Catholics and Evangelicals: Does Donald Trump Mean the End of the Religious Right?

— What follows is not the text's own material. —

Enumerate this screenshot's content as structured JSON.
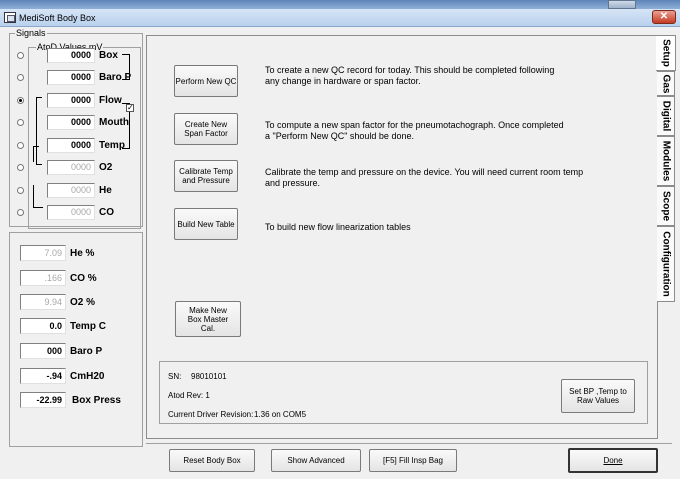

The conservative Catholic–evangelical alliance is the topic of Neil J. Young’s chapter. Donald J. Trump surprised many observers not only by heavily winning the evangelical vote but by taking a majority (52%) of the Catholic vote. As Young points out, in 2016, many observers took the Republican presidential nominee’s bellicose rhetoric and reports of his unsavory personal conduct as evidence that he would lose some substantial evangelical and especially Catholic support in the election. Reports of the eventual political demise of the Religious Right—many of which came to the fore in 2016—have missed its endurance as a grassroots movement or theological development and not merely as an ordinary interest group. Nonetheless, the Religious Right is a potentially fragile alliance of mostly evangelicals, Catholics, and some Mormons and in 2016, a combination of potent social issues and a Supreme Court vacancy powered the alliance to support an admittedly flawed GOP nominee as a necessary compromise.